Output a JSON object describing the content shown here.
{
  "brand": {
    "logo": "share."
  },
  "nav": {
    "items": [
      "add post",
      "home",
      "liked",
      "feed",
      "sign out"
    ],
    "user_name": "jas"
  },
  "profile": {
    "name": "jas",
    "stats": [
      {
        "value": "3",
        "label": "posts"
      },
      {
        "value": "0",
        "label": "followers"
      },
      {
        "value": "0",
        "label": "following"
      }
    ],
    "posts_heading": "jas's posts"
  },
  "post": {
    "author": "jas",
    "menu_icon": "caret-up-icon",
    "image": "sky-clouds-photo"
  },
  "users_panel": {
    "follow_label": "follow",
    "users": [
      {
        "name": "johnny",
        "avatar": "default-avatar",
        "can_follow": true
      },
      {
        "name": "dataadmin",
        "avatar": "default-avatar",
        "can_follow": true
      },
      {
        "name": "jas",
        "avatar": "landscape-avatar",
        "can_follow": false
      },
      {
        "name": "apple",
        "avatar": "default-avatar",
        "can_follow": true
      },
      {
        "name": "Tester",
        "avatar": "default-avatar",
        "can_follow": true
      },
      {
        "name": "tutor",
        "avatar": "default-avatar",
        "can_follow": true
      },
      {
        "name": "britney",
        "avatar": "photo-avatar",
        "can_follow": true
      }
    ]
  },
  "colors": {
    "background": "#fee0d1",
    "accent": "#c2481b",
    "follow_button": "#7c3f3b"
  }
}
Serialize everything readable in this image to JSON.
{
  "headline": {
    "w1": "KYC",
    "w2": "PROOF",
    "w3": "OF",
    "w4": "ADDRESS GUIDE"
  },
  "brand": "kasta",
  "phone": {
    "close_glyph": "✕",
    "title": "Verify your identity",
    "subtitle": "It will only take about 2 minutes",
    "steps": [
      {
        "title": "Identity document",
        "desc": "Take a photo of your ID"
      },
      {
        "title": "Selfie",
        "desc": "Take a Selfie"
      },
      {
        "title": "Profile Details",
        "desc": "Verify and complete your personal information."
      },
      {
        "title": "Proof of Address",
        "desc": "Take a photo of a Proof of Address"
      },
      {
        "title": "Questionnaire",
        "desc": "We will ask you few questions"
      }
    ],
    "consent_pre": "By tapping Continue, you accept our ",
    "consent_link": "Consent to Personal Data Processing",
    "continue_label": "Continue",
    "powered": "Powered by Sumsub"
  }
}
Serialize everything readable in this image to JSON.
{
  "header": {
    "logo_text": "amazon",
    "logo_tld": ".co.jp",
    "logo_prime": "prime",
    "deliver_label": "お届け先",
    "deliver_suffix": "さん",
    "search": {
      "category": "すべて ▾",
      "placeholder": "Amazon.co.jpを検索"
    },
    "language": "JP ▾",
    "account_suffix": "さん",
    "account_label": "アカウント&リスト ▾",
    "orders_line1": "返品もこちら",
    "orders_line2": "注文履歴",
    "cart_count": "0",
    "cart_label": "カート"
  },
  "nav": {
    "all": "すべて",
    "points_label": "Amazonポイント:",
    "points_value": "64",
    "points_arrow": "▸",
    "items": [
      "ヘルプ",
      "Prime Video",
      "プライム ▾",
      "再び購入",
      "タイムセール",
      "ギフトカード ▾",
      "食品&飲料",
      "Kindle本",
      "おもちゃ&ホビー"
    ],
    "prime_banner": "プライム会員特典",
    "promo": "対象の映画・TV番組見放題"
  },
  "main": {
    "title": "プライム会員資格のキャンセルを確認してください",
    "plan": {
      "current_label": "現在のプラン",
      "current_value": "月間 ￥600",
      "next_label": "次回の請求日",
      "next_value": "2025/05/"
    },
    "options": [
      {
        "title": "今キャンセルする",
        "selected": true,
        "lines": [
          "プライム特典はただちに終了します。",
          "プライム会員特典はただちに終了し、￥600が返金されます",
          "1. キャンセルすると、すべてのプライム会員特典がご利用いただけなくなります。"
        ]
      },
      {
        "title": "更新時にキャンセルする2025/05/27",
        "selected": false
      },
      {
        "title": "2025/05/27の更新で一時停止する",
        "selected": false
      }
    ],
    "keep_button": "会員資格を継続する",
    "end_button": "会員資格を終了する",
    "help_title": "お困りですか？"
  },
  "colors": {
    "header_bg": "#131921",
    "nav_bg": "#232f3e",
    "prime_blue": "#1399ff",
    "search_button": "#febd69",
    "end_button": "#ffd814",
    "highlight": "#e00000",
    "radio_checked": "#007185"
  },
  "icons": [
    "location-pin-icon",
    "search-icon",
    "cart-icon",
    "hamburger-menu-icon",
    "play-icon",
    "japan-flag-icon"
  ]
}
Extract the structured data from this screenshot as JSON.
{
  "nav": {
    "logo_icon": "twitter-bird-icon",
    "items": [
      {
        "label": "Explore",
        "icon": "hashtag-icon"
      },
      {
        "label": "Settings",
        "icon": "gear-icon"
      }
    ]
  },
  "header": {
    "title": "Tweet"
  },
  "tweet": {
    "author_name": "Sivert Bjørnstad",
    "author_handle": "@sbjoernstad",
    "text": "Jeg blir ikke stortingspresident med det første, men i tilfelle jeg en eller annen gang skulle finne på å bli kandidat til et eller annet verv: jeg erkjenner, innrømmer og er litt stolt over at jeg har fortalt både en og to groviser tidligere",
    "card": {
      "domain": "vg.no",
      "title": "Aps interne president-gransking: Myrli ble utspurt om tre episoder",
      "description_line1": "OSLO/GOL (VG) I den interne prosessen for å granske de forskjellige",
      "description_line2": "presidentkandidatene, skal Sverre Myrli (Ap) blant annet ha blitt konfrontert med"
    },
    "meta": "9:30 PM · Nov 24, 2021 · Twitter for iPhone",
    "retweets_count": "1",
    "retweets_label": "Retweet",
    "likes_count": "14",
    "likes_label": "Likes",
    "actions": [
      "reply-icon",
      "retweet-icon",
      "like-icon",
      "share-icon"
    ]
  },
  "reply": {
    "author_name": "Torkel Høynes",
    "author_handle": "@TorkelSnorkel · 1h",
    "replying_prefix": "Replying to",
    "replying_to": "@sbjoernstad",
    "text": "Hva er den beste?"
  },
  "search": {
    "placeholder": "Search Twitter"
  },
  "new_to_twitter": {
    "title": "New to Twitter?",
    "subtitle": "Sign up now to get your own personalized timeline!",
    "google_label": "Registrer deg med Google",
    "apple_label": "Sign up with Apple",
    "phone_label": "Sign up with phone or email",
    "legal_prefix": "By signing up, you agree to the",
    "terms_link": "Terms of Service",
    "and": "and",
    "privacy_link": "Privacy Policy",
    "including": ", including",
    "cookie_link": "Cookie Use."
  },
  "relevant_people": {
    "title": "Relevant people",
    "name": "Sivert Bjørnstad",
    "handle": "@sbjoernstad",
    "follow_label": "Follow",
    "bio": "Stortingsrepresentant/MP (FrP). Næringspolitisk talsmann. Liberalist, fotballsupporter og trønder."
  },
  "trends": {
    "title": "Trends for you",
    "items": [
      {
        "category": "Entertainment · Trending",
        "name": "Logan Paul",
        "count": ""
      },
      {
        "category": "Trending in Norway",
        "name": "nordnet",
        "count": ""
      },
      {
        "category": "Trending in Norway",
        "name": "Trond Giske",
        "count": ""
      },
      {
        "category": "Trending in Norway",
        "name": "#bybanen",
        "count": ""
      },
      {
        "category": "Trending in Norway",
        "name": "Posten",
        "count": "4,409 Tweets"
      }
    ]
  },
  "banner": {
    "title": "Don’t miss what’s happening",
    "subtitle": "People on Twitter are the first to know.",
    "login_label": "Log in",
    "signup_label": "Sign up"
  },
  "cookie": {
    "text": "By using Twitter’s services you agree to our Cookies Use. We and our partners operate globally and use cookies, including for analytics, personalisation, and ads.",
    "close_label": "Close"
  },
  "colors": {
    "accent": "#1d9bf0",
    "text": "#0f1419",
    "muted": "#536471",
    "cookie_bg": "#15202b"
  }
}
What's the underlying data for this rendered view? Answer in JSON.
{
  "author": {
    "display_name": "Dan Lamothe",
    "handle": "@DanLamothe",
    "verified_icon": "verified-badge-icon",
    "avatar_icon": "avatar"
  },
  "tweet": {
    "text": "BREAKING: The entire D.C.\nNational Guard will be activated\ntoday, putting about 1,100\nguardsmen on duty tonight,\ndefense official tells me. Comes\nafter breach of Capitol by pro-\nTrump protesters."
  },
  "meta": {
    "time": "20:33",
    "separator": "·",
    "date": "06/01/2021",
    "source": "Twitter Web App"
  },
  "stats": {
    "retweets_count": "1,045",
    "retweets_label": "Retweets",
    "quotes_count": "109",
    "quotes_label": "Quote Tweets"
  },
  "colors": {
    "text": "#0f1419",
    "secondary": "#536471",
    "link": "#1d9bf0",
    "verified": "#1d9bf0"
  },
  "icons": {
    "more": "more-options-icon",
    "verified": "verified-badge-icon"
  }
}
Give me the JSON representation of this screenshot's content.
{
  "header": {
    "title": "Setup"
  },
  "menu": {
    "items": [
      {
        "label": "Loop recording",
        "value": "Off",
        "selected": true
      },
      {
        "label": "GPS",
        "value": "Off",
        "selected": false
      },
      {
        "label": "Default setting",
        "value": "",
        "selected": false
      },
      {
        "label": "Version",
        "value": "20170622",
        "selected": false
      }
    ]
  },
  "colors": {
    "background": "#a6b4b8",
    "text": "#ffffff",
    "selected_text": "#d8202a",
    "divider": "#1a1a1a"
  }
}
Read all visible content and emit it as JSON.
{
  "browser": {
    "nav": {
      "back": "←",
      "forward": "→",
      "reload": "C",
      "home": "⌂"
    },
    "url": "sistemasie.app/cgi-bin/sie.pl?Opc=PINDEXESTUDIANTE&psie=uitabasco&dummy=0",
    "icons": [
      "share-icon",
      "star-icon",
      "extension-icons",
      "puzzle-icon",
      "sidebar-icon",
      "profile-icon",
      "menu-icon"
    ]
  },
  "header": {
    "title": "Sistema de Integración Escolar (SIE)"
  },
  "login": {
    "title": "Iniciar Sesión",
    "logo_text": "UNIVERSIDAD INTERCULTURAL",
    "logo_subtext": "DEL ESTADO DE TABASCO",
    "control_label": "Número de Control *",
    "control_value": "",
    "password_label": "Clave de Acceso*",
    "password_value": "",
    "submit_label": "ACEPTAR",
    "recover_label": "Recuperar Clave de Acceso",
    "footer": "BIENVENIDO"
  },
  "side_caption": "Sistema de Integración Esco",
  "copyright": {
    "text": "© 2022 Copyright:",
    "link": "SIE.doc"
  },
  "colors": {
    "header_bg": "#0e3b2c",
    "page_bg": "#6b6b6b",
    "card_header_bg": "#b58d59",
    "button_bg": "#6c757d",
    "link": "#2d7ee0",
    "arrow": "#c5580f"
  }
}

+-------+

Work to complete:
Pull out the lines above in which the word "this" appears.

Response to the exercise:
Serialize everything readable in this image to JSON.
Serialize everything readable in this image to JSON.
Extract the structured data from this screenshot as JSON.
What's the underlying data for this rendered view? Answer in JSON.
Give me the JSON representation of this screenshot's content.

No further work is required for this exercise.